- User2357 on the other hand sees - not only the Dark Wheel & Imprint but - Dylan Smith's The Virtuous Misfortune as an essential part of the core lore (DS is this wikipedia's host).
- For an example of ultra-minimalist lore derived from the game code, see Her Imperial Majesty's Space Navy.
- In conclusion, our ultra-minimalists will accept Her Imperial Majesty's Space Navy, our moderates will add in Raxxla and our syncretists will be looking to further add in the nascent Federation and Empire from Frontier. Our pragmatists ... !
The relationship between ultra-minimalist purists and pragmatists is probably rather fuzzy!
Oolite's Core Lore
So what is core lore in Oolite?
- As regards Oolite there is the official Oolite anthology with a mix of short stories from adherents of both schools: Alien Items.
- Then there are Drew Wagar's well known novels and also Clym Angus's Chronicles of Shulth which are both syncretistic - but in very different ways - regarding Frontier. Drew combines early elements of Frontier into his descriptions of the Ooniverse. Clym portrays a Borgesian multiverse ("The Garden of Forking Paths": 1941) where the Ooniverse (similarly depicted to Drew's above) is purposely transmogrified into a lobstoid-free single EDverse by a mad scientist.
- Cody's novels are very different, as expected (no nascent Empire & Federation etc).
- Thus, while the official anthology may be called so, it is too confusing from a purist perspective to retain any canonicity.
- There are also a bevy of OXPs: The Tionisla Orbital Graveyard collection and the Tionisla Chronicle Array, the old Lave OXP and the newer Lave Academy OXP. There is also the Deep Space Dredger and the Generation Ships OXP. And then, various Empire elements have been added as OXPs - Selezen created Imperial Courier & Eagle Mk II ships for Oolite, and the mix has been further added to.
- But the very nature of OXPs is that they are optional. You decide what to include, and what to exclude, and what to experiment with. They cannot be core lore by their very nature.
Some thoughts about Frontier/FE2

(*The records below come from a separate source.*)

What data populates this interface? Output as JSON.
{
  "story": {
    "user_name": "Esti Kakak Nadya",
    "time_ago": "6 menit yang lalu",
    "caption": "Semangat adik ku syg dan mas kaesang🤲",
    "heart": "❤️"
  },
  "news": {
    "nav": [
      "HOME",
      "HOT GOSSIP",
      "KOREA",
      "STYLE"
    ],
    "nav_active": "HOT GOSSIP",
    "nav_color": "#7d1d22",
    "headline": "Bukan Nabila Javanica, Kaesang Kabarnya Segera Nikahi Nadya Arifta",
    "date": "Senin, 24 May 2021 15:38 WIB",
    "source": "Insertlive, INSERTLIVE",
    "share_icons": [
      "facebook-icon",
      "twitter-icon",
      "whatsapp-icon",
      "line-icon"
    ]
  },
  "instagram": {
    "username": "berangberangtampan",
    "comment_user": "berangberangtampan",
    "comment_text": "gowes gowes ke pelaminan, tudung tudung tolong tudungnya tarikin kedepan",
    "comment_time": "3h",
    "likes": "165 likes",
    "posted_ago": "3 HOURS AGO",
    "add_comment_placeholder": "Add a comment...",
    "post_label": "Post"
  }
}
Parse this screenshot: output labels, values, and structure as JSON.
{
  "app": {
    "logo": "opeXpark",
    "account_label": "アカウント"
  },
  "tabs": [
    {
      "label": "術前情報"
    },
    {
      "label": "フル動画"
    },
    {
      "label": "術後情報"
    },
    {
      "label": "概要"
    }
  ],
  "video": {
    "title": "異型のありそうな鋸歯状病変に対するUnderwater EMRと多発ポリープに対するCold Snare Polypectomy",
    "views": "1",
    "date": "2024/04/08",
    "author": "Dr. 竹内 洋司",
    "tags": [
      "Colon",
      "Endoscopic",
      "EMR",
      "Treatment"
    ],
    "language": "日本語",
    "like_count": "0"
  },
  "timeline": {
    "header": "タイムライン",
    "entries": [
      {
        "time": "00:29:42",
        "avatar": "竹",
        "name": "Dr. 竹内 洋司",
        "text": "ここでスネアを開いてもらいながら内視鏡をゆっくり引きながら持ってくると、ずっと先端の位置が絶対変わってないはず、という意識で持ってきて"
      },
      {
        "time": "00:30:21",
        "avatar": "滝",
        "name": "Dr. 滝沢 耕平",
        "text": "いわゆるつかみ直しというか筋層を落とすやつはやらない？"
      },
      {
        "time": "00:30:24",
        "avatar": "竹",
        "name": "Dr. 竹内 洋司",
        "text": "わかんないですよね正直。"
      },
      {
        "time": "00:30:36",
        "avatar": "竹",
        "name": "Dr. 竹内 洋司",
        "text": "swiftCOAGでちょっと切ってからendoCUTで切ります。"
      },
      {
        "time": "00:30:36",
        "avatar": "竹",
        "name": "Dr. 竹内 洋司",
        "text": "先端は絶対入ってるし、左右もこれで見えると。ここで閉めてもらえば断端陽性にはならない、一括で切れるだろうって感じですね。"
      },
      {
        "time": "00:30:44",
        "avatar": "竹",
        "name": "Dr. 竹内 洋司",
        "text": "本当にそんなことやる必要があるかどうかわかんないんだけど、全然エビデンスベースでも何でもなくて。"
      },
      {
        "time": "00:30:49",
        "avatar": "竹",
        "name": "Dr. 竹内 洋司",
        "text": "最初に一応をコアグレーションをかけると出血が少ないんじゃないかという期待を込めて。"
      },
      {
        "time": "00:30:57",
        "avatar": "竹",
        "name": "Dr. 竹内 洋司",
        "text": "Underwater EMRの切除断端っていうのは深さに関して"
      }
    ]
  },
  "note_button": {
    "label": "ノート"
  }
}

- Dylan Smith wrote in his page on the Frontier game that "Many rumours abounded following the release of the game that Frontier was never intended to be a sequel to Elite, and was simply written as a new space simulation. The rumour states that someone suggested tacking the Elite ships onto the game, and the decision was eventually made to include the popular elements from Elite into the game, including Lave and the surrounding systems and the ships from the older game. This, although never confirmed to this author's knowledge, does explain why there are very few other elements of Elite present in the game other than the most well known systems and the ships".
- It should be mentioned that both Drew & Selezen now (in 2021) also see a lore-based disjunct between Elite Dangerous and its predecessors. Whilst in the early days they were trying to harmonise the lore in ED with the earlier variants (and inter-alia were campaigning for the Orbital Graveyard to be installed in ED's Tionisla), with ED game changes driving ED further away from its earlier versions, they have since thrown in the towel. See The calamitous consequences of corporate states for more on this.
We are all different. Some of us want Lore and explanation - we find it gives colour to our game. Others of us just want to get on with playing and not get bogged down in insignificant details. In Oolite, you decide what goes into your Ooniverse - and you decide how you wish to make sense of it. Enjoy!
The Lore (accumulated knowledge or beliefs held by a group about a subject) can be defined by the Canon. Thus arguments about Lore often end up as arguments about the Canon.
- 2014 Discussion of is there a canon?
- What is regarded as canonical in Oolite history?: 2012 Discussion
- "Not in the manual" - setting and canon in the eight charts: 2015 Discussion led by the 3rd Lead Developer, Cim
- Metafiction: Dialogues on the Lore of Xlite: 2020 discussion.
- Background story of the Elite universe - musings of a Frontier devotee back in 2006
- The Problem of the missing Earth for Selezen's syncretist solution (2010)